> Your goal
Copy out, from the data below, each line in which the word "price" occurs.

> Data shown

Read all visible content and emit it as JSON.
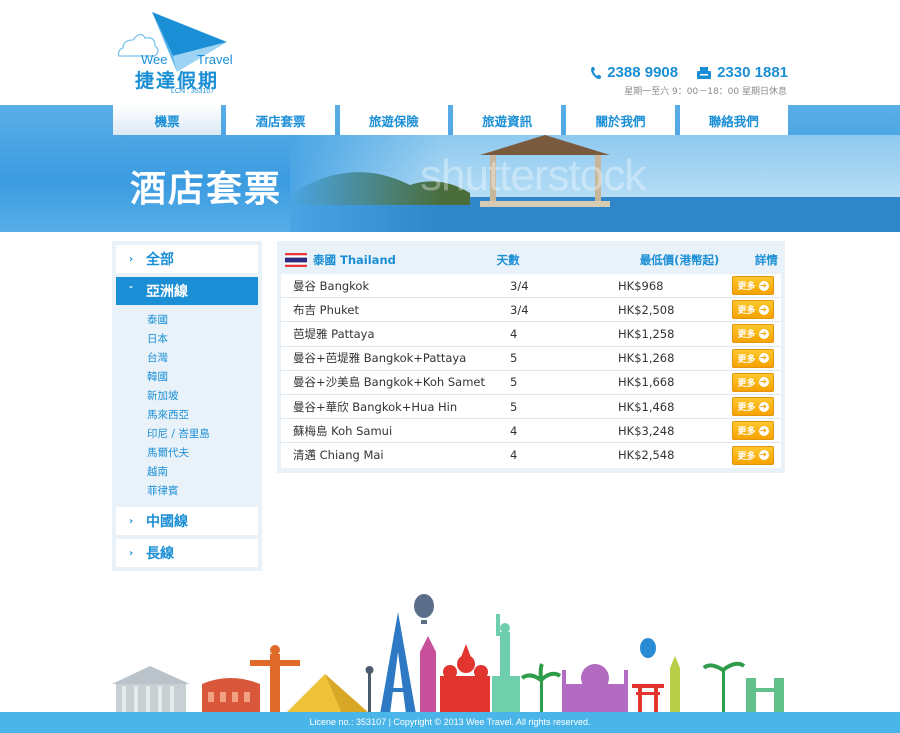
{
  "logo": {
    "en_left": "Wee",
    "en_right": "Travel",
    "cn": "捷達假期",
    "license": "LCN : 353107"
  },
  "contact": {
    "phone": "2388 9908",
    "fax": "2330 1881",
    "hours": "星期一至六 9：00－18：00  星期日休息"
  },
  "nav": {
    "tabs": [
      {
        "label": "機票",
        "active": true
      },
      {
        "label": "酒店套票",
        "active": false
      },
      {
        "label": "旅遊保險",
        "active": false
      },
      {
        "label": "旅遊資訊",
        "active": false
      },
      {
        "label": "關於我們",
        "active": false
      },
      {
        "label": "聯絡我們",
        "active": false
      }
    ]
  },
  "banner": {
    "title": "酒店套票",
    "watermark": "shutterstock"
  },
  "sidebar": {
    "categories": [
      {
        "label": "全部",
        "chevron": "›"
      },
      {
        "label": "亞洲線",
        "chevron": "ˇ"
      },
      {
        "label": "中國線",
        "chevron": "›"
      },
      {
        "label": "長線",
        "chevron": "›"
      }
    ],
    "subitems": [
      "泰國",
      "日本",
      "台灣",
      "韓國",
      "新加坡",
      "馬來西亞",
      "印尼 / 峇里島",
      "馬爾代夫",
      "越南",
      "菲律賓"
    ]
  },
  "table": {
    "country": "泰國 Thailand",
    "headers": {
      "days": "天數",
      "price": "最低價(港幣起)",
      "details": "詳情"
    },
    "more_label": "更多",
    "rows": [
      {
        "name": "曼谷 Bangkok",
        "days": "3/4",
        "price": "HK$968"
      },
      {
        "name": "布吉 Phuket",
        "days": "3/4",
        "price": "HK$2,508"
      },
      {
        "name": "芭堤雅 Pattaya",
        "days": "4",
        "price": "HK$1,258"
      },
      {
        "name": "曼谷+芭堤雅 Bangkok+Pattaya",
        "days": "5",
        "price": "HK$1,268"
      },
      {
        "name": "曼谷+沙美島 Bangkok+Koh Samet",
        "days": "5",
        "price": "HK$1,668"
      },
      {
        "name": "曼谷+華欣 Bangkok+Hua Hin",
        "days": "5",
        "price": "HK$1,468"
      },
      {
        "name": "蘇梅島 Koh Samui",
        "days": "4",
        "price": "HK$3,248"
      },
      {
        "name": "清邁 Chiang Mai",
        "days": "4",
        "price": "HK$2,548"
      }
    ]
  },
  "footer": {
    "text": "Licene no.: 353107 | Copyright © 2013 Wee Travel. All rights reserved."
  },
  "icons": {
    "phone": "phone-icon",
    "fax": "fax-icon",
    "flag": "thailand-flag-icon",
    "more_arrow": "arrow-right-circle-icon"
  },
  "colors": {
    "brand_blue": "#1b8fd6",
    "banner_blue": "#3b9be0",
    "button_orange": "#f5a300",
    "footer_blue": "#4ab5e8"
  }
}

> Answer
      "price": "最低價(港幣起)",
        "price": "HK$968"
        "price": "HK$2,508"
        "price": "HK$1,258"
        "price": "HK$1,268"
        "price": "HK$1,668"
        "price": "HK$1,468"
        "price": "HK$3,248"
        "price": "HK$2,548"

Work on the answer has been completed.